──────── Supplied material

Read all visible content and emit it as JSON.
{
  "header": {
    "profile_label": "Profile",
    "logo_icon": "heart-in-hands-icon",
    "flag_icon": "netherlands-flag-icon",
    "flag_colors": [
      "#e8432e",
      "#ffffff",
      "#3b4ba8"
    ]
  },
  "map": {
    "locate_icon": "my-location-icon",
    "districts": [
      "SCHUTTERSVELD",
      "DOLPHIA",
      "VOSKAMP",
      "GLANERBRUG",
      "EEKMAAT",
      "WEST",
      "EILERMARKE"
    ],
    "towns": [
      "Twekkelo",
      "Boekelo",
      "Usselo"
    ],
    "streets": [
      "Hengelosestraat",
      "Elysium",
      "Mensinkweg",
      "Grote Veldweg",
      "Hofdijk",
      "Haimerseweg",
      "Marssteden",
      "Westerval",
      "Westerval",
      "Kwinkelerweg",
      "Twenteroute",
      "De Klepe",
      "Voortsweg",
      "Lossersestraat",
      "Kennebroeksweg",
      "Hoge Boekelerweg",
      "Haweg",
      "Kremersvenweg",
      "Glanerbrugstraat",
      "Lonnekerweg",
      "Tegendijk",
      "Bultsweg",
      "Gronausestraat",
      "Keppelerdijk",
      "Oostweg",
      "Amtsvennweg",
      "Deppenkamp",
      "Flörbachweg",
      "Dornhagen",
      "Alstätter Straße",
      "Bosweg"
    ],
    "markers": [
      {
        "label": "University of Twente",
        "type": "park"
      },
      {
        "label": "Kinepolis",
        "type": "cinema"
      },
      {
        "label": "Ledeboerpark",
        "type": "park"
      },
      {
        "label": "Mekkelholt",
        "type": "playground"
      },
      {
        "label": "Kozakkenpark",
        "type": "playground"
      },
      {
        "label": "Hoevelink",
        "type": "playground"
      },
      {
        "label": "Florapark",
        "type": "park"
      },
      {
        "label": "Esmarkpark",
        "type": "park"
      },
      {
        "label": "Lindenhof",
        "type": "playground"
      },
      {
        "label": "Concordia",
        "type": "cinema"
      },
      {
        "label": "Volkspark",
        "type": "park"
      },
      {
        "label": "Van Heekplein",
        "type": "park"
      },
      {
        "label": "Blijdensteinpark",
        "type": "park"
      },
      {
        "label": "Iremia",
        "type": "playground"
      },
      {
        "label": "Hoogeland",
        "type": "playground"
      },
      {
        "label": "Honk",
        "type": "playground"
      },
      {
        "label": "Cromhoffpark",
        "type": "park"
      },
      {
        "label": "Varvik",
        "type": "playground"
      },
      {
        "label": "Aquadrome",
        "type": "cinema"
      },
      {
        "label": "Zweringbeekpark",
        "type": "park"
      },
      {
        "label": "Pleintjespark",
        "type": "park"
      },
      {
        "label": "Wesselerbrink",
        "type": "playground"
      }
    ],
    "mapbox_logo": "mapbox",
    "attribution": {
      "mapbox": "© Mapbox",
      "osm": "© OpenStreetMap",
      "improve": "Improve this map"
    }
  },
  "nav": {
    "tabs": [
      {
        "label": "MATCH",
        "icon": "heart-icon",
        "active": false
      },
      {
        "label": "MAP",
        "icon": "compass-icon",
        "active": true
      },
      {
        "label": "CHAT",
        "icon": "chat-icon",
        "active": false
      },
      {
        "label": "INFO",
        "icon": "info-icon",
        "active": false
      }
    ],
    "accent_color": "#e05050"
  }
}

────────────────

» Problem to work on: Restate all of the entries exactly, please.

» Answer to this exercise:
Read all visible content and emit it as JSON.
{
  "header": {
    "profile_label": "Profile",
    "logo_icon": "heart-in-hands-icon",
    "flag_icon": "netherlands-flag-icon",
    "flag_colors": [
      "#e8432e",
      "#ffffff",
      "#3b4ba8"
    ]
  },
  "map": {
    "locate_icon": "my-location-icon",
    "districts": [
      "SCHUTTERSVELD",
      "DOLPHIA",
      "VOSKAMP",
      "GLANERBRUG",
      "EEKMAAT",
      "WEST",
      "EILERMARKE"
    ],
    "towns": [
      "Twekkelo",
      "Boekelo",
      "Usselo"
    ],
    "streets": [
      "Hengelosestraat",
      "Elysium",
      "Mensinkweg",
      "Grote Veldweg",
      "Hofdijk",
      "Haimerseweg",
      "Marssteden",
      "Westerval",
      "Westerval",
      "Kwinkelerweg",
      "Twenteroute",
      "De Klepe",
      "Voortsweg",
      "Lossersestraat",
      "Kennebroeksweg",
      "Hoge Boekelerweg",
      "Haweg",
      "Kremersvenweg",
      "Glanerbrugstraat",
      "Lonnekerweg",
      "Tegendijk",
      "Bultsweg",
      "Gronausestraat",
      "Keppelerdijk",
      "Oostweg",
      "Amtsvennweg",
      "Deppenkamp",
      "Flörbachweg",
      "Dornhagen",
      "Alstätter Straße",
      "Bosweg"
    ],
    "markers": [
      {
        "label": "University of Twente",
        "type": "park"
      },
      {
        "label": "Kinepolis",
        "type": "cinema"
      },
      {
        "label": "Ledeboerpark",
        "type": "park"
      },
      {
        "label": "Mekkelholt",
        "type": "playground"
      },
      {
        "label": "Kozakkenpark",
        "type": "playground"
      },
      {
        "label": "Hoevelink",
        "type": "playground"
      },
      {
        "label": "Florapark",
        "type": "park"
      },
      {
        "label": "Esmarkpark",
        "type": "park"
      },
      {
        "label": "Lindenhof",
        "type": "playground"
      },
      {
        "label": "Concordia",
        "type": "cinema"
      },
      {
        "label": "Volkspark",
        "type": "park"
      },
      {
        "label": "Van Heekplein",
        "type": "park"
      },
      {
        "label": "Blijdensteinpark",
        "type": "park"
      },
      {
        "label": "Iremia",
        "type": "playground"
      },
      {
        "label": "Hoogeland",
        "type": "playground"
      },
      {
        "label": "Honk",
        "type": "playground"
      },
      {
        "label": "Cromhoffpark",
        "type": "park"
      },
      {
        "label": "Varvik",
        "type": "playground"
      },
      {
        "label": "Aquadrome",
        "type": "cinema"
      },
      {
        "label": "Zweringbeekpark",
        "type": "park"
      },
      {
        "label": "Pleintjespark",
        "type": "park"
      },
      {
        "label": "Wesselerbrink",
        "type": "playground"
      }
    ],
    "mapbox_logo": "mapbox",
    "attribution": {
      "mapbox": "© Mapbox",
      "osm": "© OpenStreetMap",
      "improve": "Improve this map"
    }
  },
  "nav": {
    "tabs": [
      {
        "label": "MATCH",
        "icon": "heart-icon",
        "active": false
      },
      {
        "label": "MAP",
        "icon": "compass-icon",
        "active": true
      },
      {
        "label": "CHAT",
        "icon": "chat-icon",
        "active": false
      },
      {
        "label": "INFO",
        "icon": "info-icon",
        "active": false
      }
    ],
    "accent_color": "#e05050"
  }
}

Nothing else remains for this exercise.